Election 2016

First, it will be the Muslims,
then the immigrants,
then the foreigners,
then the gays,
then those of color not lily-white,
then those who have married their own gender,
then those who have chosen dominion over their own bodies,
then the disabled,
then the elderly,
then the teachers,
then those not deemed “attractive” enough,
then women, 
then the poor,
then the non-believers,
then the believers,
then the dissidents,
then those who choose to retain their own culture,
then refugees from terror,
then those who disagree.
And then, yes, the bankers and those with power,
And then those with long, gray beards who own jewelry shops on 7th Avenue.

For some, the punishment will be prison
or camps
or over-crowded boats
or expulsion
or sticks and stones
or terror in the night
or profiling
or shunning
or loss of employment
or sneers
or jokes
or humiliation
or ridicule
by practice or by courts or by laws, as our new society, free from civility, free from established norms, will enhance and encourage an acceptance of what surely is not our better selves.

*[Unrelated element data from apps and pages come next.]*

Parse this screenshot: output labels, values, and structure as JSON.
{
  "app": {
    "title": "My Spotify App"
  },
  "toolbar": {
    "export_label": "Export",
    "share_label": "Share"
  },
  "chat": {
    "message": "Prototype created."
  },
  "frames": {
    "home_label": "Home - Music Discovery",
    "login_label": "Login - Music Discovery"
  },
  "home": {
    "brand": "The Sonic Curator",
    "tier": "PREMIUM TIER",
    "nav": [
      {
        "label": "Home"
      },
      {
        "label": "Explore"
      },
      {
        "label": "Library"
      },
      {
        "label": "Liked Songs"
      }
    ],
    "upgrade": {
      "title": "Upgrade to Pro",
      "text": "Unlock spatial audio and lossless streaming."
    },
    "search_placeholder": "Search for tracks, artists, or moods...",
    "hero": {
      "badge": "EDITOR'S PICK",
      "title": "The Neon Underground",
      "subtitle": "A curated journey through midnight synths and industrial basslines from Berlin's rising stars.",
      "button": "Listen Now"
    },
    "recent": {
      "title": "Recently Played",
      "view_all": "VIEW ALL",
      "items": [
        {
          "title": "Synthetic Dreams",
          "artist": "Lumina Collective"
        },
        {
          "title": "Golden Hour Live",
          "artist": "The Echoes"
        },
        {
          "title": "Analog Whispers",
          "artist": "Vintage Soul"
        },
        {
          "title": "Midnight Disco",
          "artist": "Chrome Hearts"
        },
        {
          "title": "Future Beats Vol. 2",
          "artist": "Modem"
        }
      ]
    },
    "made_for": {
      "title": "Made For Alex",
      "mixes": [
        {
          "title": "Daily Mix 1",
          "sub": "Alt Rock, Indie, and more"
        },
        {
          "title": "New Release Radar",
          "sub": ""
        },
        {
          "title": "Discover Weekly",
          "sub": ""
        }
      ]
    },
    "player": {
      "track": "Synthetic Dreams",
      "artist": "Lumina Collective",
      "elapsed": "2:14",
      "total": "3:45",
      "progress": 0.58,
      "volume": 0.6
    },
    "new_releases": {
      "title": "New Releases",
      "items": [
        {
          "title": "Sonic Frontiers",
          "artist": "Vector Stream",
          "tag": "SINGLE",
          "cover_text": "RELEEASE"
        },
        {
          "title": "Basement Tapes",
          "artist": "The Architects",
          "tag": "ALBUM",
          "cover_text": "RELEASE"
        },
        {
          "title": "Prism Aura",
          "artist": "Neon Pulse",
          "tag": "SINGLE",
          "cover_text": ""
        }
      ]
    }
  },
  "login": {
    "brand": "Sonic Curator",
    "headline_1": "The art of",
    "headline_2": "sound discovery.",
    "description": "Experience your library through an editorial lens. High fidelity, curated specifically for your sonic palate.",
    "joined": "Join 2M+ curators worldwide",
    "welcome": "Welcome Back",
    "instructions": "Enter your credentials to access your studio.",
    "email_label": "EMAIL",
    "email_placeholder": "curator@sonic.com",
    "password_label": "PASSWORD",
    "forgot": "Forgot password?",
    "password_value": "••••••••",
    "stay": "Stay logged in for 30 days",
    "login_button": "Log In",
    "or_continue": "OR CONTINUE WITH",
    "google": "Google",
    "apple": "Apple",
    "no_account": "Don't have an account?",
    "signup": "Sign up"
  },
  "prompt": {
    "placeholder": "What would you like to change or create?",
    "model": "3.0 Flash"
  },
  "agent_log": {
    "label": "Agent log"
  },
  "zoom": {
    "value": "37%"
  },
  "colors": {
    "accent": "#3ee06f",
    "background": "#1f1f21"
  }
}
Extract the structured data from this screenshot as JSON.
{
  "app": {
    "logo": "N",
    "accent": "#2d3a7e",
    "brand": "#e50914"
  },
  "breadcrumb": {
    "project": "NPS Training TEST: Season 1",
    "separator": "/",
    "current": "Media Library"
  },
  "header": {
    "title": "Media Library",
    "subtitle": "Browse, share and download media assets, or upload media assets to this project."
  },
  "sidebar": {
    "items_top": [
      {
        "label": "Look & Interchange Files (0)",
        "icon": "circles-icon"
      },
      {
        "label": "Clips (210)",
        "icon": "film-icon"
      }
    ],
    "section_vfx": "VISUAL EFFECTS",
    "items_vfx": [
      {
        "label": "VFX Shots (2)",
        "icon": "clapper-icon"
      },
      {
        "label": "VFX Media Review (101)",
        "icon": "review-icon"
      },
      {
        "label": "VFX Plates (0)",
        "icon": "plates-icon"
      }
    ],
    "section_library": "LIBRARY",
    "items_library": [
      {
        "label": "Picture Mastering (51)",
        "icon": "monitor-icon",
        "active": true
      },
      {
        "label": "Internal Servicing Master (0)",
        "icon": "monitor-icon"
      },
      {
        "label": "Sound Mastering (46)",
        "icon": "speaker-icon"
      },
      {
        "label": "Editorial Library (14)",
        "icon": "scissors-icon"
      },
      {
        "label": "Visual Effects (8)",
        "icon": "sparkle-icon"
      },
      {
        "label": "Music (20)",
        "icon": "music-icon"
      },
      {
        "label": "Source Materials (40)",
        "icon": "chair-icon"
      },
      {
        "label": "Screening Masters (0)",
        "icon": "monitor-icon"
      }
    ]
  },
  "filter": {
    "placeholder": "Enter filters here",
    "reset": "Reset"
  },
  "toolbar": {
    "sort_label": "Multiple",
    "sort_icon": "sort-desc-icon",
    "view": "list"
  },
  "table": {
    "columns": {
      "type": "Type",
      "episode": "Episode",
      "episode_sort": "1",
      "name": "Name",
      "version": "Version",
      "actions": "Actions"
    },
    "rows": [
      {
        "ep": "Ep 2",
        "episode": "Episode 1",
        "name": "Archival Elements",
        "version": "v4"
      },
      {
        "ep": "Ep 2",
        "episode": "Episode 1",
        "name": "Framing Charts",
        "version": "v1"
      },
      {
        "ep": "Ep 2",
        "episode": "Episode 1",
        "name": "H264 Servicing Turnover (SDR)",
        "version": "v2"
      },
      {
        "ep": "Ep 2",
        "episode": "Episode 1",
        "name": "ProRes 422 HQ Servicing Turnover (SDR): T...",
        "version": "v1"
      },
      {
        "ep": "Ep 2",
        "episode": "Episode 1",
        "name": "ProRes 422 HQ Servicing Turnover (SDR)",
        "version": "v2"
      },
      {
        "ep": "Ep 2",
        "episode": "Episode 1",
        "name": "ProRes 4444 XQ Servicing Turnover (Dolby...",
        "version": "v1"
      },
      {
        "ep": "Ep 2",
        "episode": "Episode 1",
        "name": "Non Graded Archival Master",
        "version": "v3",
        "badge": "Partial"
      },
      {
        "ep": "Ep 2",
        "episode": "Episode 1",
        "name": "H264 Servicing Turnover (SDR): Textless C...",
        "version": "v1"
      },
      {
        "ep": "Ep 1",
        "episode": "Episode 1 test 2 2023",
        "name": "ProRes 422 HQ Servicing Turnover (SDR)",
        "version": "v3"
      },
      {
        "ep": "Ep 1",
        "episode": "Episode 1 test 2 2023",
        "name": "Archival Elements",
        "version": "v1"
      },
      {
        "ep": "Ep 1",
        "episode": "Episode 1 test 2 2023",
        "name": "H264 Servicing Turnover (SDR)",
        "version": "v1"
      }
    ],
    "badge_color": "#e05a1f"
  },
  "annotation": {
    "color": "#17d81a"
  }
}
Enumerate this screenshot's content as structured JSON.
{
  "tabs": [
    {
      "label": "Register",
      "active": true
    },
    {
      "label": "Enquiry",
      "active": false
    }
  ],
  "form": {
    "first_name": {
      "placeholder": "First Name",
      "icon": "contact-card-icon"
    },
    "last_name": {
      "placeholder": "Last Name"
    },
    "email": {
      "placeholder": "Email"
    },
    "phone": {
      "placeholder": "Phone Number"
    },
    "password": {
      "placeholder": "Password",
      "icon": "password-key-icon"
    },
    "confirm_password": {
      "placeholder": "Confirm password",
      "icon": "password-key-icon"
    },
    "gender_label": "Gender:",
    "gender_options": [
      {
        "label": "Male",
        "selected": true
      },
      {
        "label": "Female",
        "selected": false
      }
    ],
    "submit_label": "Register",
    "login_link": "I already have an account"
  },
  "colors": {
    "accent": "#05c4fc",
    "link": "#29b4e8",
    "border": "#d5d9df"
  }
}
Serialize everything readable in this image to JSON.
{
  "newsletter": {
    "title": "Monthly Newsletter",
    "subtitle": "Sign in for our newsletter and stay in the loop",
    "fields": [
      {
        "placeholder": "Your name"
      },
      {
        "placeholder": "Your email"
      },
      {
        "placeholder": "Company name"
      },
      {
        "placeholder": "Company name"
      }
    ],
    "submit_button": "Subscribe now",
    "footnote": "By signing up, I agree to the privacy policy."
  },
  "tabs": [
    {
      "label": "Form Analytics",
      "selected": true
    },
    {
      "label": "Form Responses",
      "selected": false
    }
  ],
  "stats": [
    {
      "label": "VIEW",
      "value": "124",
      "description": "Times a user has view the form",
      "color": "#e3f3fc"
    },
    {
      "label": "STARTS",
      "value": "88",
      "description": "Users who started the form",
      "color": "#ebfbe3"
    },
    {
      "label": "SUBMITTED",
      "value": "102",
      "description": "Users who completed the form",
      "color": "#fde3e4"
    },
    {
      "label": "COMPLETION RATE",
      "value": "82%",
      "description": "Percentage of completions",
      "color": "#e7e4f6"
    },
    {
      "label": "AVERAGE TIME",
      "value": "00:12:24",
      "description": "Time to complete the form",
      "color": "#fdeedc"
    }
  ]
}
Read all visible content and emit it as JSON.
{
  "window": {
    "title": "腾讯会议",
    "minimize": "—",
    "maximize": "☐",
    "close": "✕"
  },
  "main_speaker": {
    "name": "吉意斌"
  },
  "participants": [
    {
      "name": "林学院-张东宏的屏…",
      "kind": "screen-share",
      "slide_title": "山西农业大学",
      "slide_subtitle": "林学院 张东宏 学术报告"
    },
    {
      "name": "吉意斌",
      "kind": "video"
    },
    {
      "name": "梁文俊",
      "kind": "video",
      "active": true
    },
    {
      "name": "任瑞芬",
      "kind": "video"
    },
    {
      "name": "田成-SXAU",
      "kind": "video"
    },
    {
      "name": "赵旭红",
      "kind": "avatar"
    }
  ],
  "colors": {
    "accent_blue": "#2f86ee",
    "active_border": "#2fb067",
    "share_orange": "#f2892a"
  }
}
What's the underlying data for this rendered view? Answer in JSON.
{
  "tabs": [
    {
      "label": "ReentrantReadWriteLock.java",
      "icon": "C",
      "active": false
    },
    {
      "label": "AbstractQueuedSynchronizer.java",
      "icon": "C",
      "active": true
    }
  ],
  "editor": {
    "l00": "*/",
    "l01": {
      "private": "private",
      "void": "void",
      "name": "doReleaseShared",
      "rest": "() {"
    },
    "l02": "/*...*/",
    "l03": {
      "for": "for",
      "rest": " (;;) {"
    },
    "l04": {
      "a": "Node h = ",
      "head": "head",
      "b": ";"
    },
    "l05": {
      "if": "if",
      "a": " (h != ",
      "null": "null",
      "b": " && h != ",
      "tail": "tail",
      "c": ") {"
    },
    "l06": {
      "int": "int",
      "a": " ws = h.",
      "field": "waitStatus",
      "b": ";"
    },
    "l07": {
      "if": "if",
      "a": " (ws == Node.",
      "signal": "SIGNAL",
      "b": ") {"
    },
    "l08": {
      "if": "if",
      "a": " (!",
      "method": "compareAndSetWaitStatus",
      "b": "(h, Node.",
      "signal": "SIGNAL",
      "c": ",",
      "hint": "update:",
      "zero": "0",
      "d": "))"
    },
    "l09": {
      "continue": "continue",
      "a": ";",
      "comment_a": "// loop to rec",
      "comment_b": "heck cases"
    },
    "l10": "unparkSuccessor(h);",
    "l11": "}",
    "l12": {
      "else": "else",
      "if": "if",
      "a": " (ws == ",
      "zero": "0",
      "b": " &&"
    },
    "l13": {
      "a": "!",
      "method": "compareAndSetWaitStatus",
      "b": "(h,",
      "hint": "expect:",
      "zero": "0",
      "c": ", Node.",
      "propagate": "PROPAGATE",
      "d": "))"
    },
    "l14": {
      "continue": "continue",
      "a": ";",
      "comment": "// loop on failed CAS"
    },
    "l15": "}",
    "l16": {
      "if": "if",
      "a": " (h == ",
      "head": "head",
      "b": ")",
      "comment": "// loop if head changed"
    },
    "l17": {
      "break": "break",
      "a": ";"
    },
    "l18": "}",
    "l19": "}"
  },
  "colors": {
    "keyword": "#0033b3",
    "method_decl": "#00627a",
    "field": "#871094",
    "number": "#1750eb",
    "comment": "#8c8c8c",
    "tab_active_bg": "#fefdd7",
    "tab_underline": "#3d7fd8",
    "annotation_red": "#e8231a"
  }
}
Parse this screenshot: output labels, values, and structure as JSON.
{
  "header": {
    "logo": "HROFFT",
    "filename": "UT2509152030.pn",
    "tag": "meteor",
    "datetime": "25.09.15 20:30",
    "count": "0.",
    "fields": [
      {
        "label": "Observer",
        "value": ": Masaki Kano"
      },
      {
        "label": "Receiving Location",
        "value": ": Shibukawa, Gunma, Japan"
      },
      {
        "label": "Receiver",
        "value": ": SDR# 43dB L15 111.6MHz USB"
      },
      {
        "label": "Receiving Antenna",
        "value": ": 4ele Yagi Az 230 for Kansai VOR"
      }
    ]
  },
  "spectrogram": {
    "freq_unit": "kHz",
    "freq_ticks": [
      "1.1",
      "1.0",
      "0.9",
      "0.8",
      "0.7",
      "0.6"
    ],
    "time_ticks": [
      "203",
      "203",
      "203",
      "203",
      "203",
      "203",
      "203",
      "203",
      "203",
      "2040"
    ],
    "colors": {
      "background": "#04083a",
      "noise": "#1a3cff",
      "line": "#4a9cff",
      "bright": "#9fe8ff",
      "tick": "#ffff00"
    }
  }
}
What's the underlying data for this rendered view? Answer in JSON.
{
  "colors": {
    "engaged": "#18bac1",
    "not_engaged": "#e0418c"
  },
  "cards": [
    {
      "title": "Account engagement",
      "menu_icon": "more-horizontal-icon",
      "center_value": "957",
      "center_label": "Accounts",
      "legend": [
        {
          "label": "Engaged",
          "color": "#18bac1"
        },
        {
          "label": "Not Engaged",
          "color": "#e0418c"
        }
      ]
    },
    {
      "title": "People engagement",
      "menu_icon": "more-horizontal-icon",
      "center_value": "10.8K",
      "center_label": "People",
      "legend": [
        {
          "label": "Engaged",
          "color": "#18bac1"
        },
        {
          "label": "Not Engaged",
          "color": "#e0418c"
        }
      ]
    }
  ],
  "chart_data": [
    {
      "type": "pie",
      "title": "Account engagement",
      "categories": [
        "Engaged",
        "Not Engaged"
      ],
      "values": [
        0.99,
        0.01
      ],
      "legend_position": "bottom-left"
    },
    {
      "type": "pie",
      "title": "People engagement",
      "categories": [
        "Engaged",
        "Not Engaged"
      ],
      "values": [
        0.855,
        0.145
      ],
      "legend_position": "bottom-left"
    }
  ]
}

As Martin Niemoller wrote, on his experience in Germany, “then they came for me – and there was no one left to speak for me.”

For those few left unscathed, they may, perhaps, with fear, also take to heart the words of the 17th Century English clergyman/poet, John Donne:

“never send to know for whom the bells tolls, 
It tolls for thee.”

Gene Rotberg was former Treasurer of the World Bank